MAN Truck & Bus
Networking means, for example, that we can send up-to-date traffic information tailored to trucks to the vehicles or download data from the vehicle’s sensors.
In addition to the truck’s onboard processing power, its network connection to the fleet operator is ever more important. Current information on the location or condition of the vehicle is as essential to logistics today as the ability to update existing functions or install additional features in the truck – preferably over the air using a mobile interface.
Today, the TBM3 (Telematic onBoard Module 3) fitted on MAN trucks uses the 4G mobile communications standard to exchange data with the cloud. In the future, the higher-performance CM4 (Connectivity Module 4) will use 5G to send and receive data.
In addition to focusing on zero-emission powertrains and fully autonomous tractor units, this networking via the cloud and the development of corresponding digital customer services is at the heart of the “Smart Innovator” strategic direction.
“Networking means, for example, that we can send up-to-date traffic information tailored to trucks to the vehicles, or download data from the vehicle’s sensors, for example the condition of the brake discs, levels of fluids such as fuel or AdBlue, and the state of charge of the batteries,” explains Thomas Michelbach, head of Digital Vehicle Products and Services at MAN. “Our customers benefit from greater transparency and increased uptime by avoiding workshop visits – because in the future, we will be able to fix faults remotely with software updates or remote repairs.”
The implementation of innovative services like these is made significantly easier by the central E/E architecture. Many of these services rely on functions that were previously distributed between many individual control units, but which all now run on the CVM. Demand for new features is only set to increase in the future: while today’s trucks are networked for data exchange with the cloud, in just a few years they will have evolved into a software platform on wheels, with functions accessible wirelessly. “This will allow a completely new business model,” believes Michelbach. “In the future, MAN will be able to offer transport solutions, rather than just selling vehicles.” To achieve this, trucks will have to record the kilometres driven, for example, and autonomously bill the customer via the app.
are already networked today.
These new functions will also lead to an increase in the volume of data that the vehicle exchanges with the cloud. While the 250,000 networked MAN vehicles currently each send or receive somewhere between 5 and 50 megabytes of data each day, further digitalisation and electrification of the powertrain from 2025 will result in an increase to more than 100 megabytes – partly because of constant software updates and new digital functions, such as payment at charging points. A leap in data availability and transmission will be the first step towards the automation that is on the agenda for 2027. By the end of product development, Michelbach estimates data availability of up to 2 terabytes per day for each truck using technologies such as 5G, 6G or Wi-Fi, with less data being transmitted depending on the current situation and field of application.
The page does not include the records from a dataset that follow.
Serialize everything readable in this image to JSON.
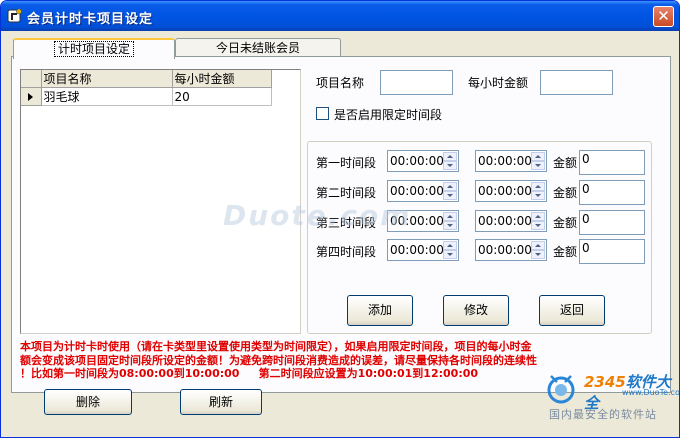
{
  "window": {
    "title": "会员计时卡项目设定",
    "close_glyph": "✕"
  },
  "tabs": [
    {
      "label": "计时项目设定",
      "active": true
    },
    {
      "label": "今日未结账会员",
      "active": false
    }
  ],
  "grid": {
    "columns": [
      "项目名称",
      "每小时金额"
    ],
    "rows": [
      {
        "name": "羽毛球",
        "amount": "20"
      }
    ]
  },
  "form": {
    "name_label": "项目名称",
    "name_value": "",
    "amount_label": "每小时金额",
    "amount_value": "",
    "limit_checkbox_label": "是否启用限定时间段",
    "limit_checked": false
  },
  "periods": [
    {
      "label": "第一时间段",
      "start": "00:00:00",
      "end": "00:00:00",
      "amount_label": "金额",
      "amount": "0"
    },
    {
      "label": "第二时间段",
      "start": "00:00:00",
      "end": "00:00:00",
      "amount_label": "金额",
      "amount": "0"
    },
    {
      "label": "第三时间段",
      "start": "00:00:00",
      "end": "00:00:00",
      "amount_label": "金额",
      "amount": "0"
    },
    {
      "label": "第四时间段",
      "start": "00:00:00",
      "end": "00:00:00",
      "amount_label": "金额",
      "amount": "0"
    }
  ],
  "actions": {
    "add": "添加",
    "edit": "修改",
    "back": "返回",
    "delete": "删除",
    "refresh": "刷新"
  },
  "note": {
    "line1": "本项目为计时卡时使用（请在卡类型里设置使用类型为时间限定），如果启用限定时间段，项目的每小时金",
    "line2": "额会变成该项目固定时间段所设定的金额！为避免跨时间段消费造成的误差，请尽量保持各时间段的连续性",
    "line3": "！比如第一时间段为08:00:00到10:00:00     第二时间段应设置为10:00:01到12:00:00"
  },
  "watermark": {
    "site": "Duote.com",
    "brand_number": "2345",
    "brand_suffix": "软件大全",
    "url": "www.DuoTe.com",
    "slogan": "国内最安全的软件站"
  },
  "colors": {
    "titlebar": "#0054e3",
    "note_text": "#e00000",
    "tab_highlight": "#ffc83c"
  },
  "icons": {
    "app": "gear-wrench-icon",
    "close": "close-icon",
    "row_indicator": "arrow-right-icon",
    "spinner": "spin-arrows-icon"
  }
}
MAN trucks will transmit up to 2 terabytes of data per day in the future.
Consistent digitalisation means that by the end of this development process, the truck will be barely recognisable as such. In ten years, the human-controlled truck will have evolved into a fully autonomous data centre on wheels.
MAN is well prepared for this future. The company has laid the foundations for further development with its innovative E/E architecture. “This means that we will be bringing new digital services and software components to the market in the next few years, making our customers’ jobs easier,” says Michelbach. “Furthermore, MAN has long relied on the cloud for the operation of its intelligent applications – we have made good progress in this area too.”